→ **WHAT YOU ARE ASKED TO DO**:
Where a line below holds the string "Center", that line goes into the answer.

→ **Items listed in a dataset**:
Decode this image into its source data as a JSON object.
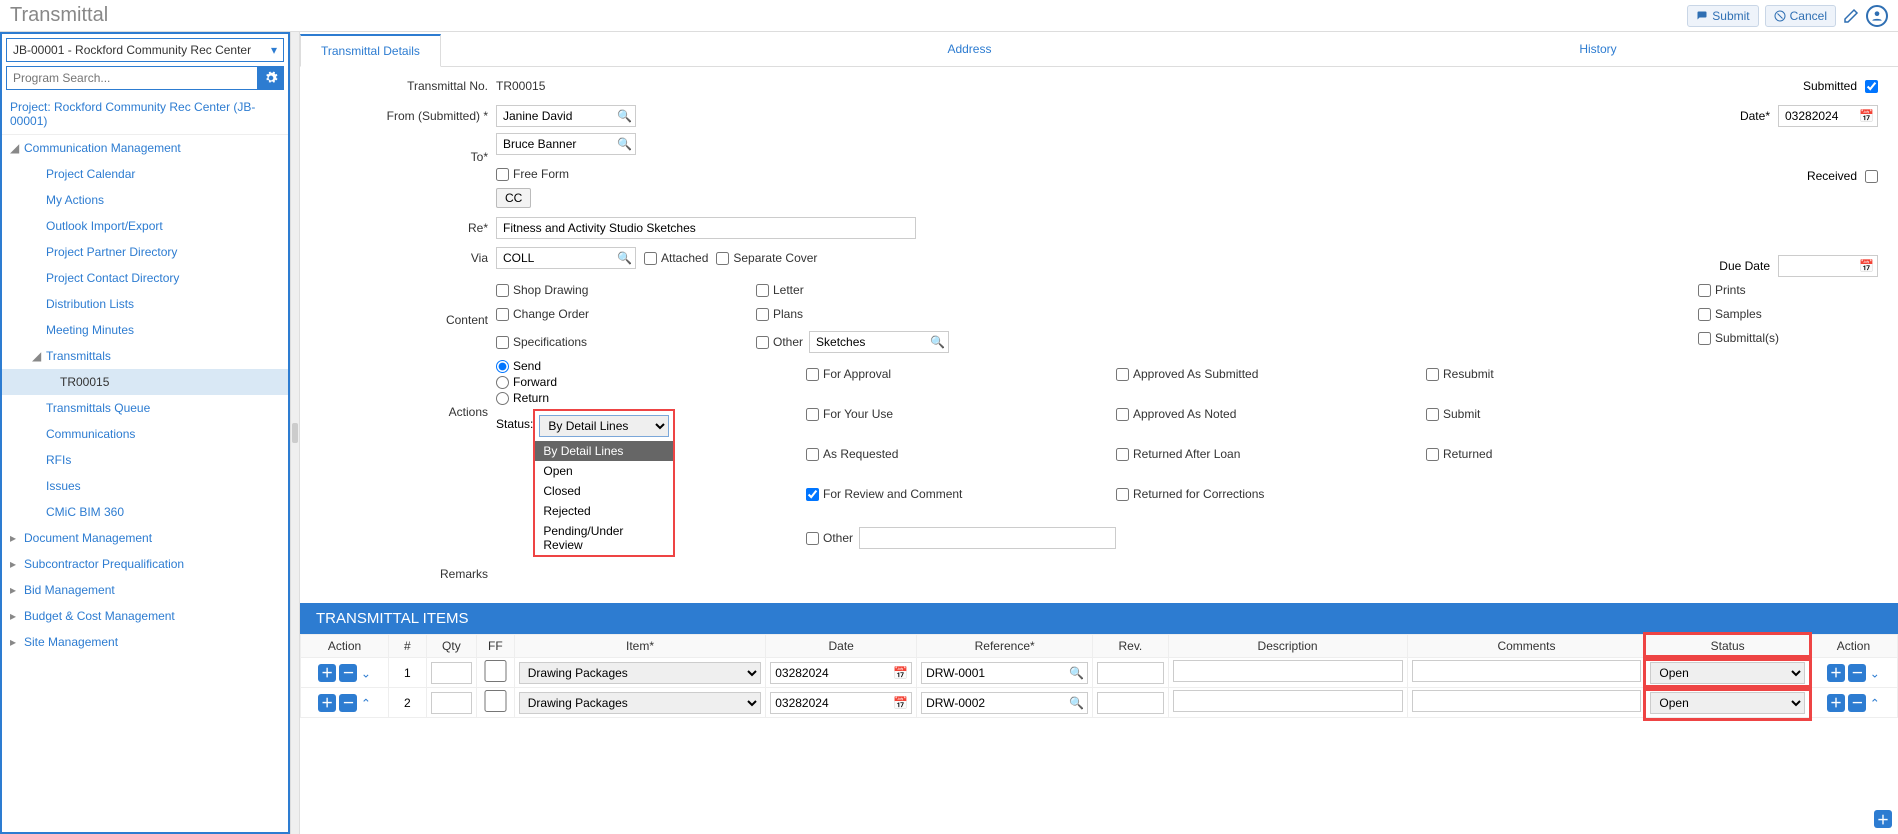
{
  "header": {
    "title": "Transmittal",
    "submit": "Submit",
    "cancel": "Cancel"
  },
  "sidebar": {
    "project_select": "JB-00001 - Rockford Community Rec Center",
    "search_placeholder": "Program Search...",
    "project_line_a": "Project: Rockford Community Rec Center",
    "project_line_b": "(JB-00001)",
    "sections": {
      "comm_mgmt": "Communication Management",
      "items": [
        "Project Calendar",
        "My Actions",
        "Outlook Import/Export",
        "Project Partner Directory",
        "Project Contact Directory",
        "Distribution Lists",
        "Meeting Minutes"
      ],
      "transmittals": "Transmittals",
      "tr_number": "TR00015",
      "more": [
        "Transmittals Queue",
        "Communications",
        "RFIs",
        "Issues",
        "CMiC BIM 360"
      ],
      "collapsed": [
        "Document Management",
        "Subcontractor Prequalification",
        "Bid Management",
        "Budget & Cost Management",
        "Site Management"
      ]
    }
  },
  "tabs": {
    "details": "Transmittal Details",
    "address": "Address",
    "history": "History"
  },
  "form": {
    "transmittal_no_label": "Transmittal No.",
    "transmittal_no": "TR00015",
    "from_label": "From (Submitted) *",
    "from": "Janine David",
    "to_label": "To*",
    "to": "Bruce Banner",
    "free_form": "Free Form",
    "cc": "CC",
    "re_label": "Re*",
    "re": "Fitness and Activity Studio Sketches",
    "via_label": "Via",
    "via": "COLL",
    "attached": "Attached",
    "separate_cover": "Separate Cover",
    "content_label": "Content",
    "content_opts": {
      "shop": "Shop Drawing",
      "letter": "Letter",
      "prints": "Prints",
      "change": "Change Order",
      "plans": "Plans",
      "samples": "Samples",
      "specs": "Specifications",
      "other": "Other",
      "other_val": "Sketches",
      "submittals": "Submittal(s)"
    },
    "actions_label": "Actions",
    "send": "Send",
    "forward": "Forward",
    "return": "Return",
    "status_label": "Status:",
    "status_sel": "By Detail Lines",
    "status_opts": [
      "By Detail Lines",
      "Open",
      "Closed",
      "Rejected",
      "Pending/Under Review"
    ],
    "action_cb": {
      "approval": "For Approval",
      "approved_sub": "Approved As Submitted",
      "resubmit": "Resubmit",
      "your_use": "For Your Use",
      "approved_noted": "Approved As Noted",
      "submit": "Submit",
      "as_requested": "As Requested",
      "returned_loan": "Returned After Loan",
      "returned": "Returned",
      "review": "For Review and Comment",
      "returned_corr": "Returned for Corrections",
      "other": "Other"
    },
    "remarks_label": "Remarks",
    "submitted_label": "Submitted",
    "date_label": "Date*",
    "date": "03282024",
    "received_label": "Received",
    "due_label": "Due Date"
  },
  "items": {
    "title": "TRANSMITTAL ITEMS",
    "cols": {
      "action": "Action",
      "num": "#",
      "qty": "Qty",
      "ff": "FF",
      "item": "Item*",
      "date": "Date",
      "ref": "Reference*",
      "rev": "Rev.",
      "desc": "Description",
      "comments": "Comments",
      "status": "Status"
    },
    "rows": [
      {
        "num": "1",
        "item": "Drawing Packages",
        "date": "03282024",
        "ref": "DRW-0001",
        "status": "Open"
      },
      {
        "num": "2",
        "item": "Drawing Packages",
        "date": "03282024",
        "ref": "DRW-0002",
        "status": "Open"
      }
    ]
  }
}
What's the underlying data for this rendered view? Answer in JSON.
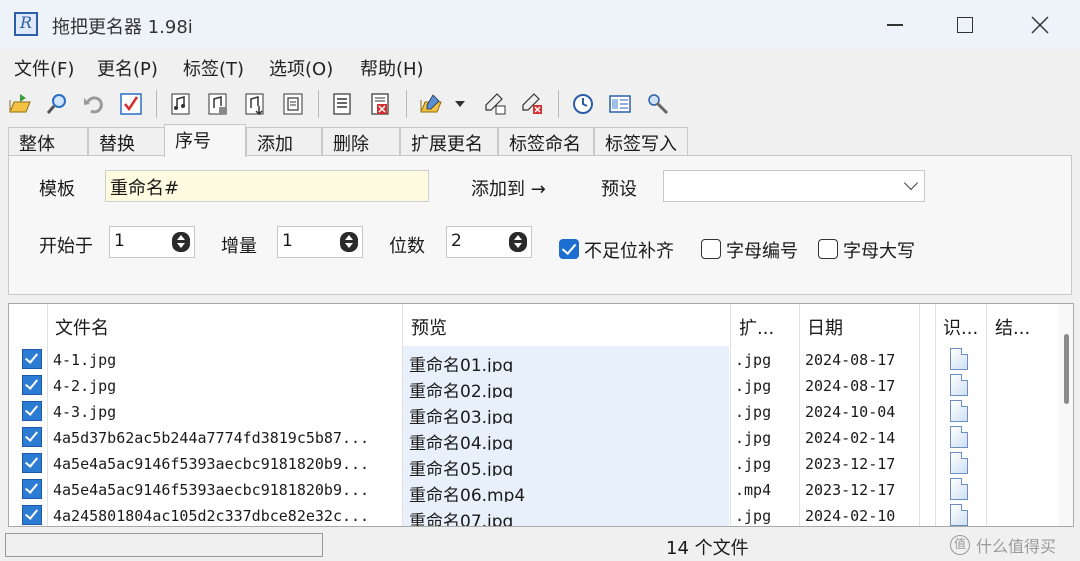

→ **EXERCISE RESULT**:
    "project_select": "JB-00001 - Rockford Community Rec Center",
    "project_line_a": "Project: Rockford Community Rec Center",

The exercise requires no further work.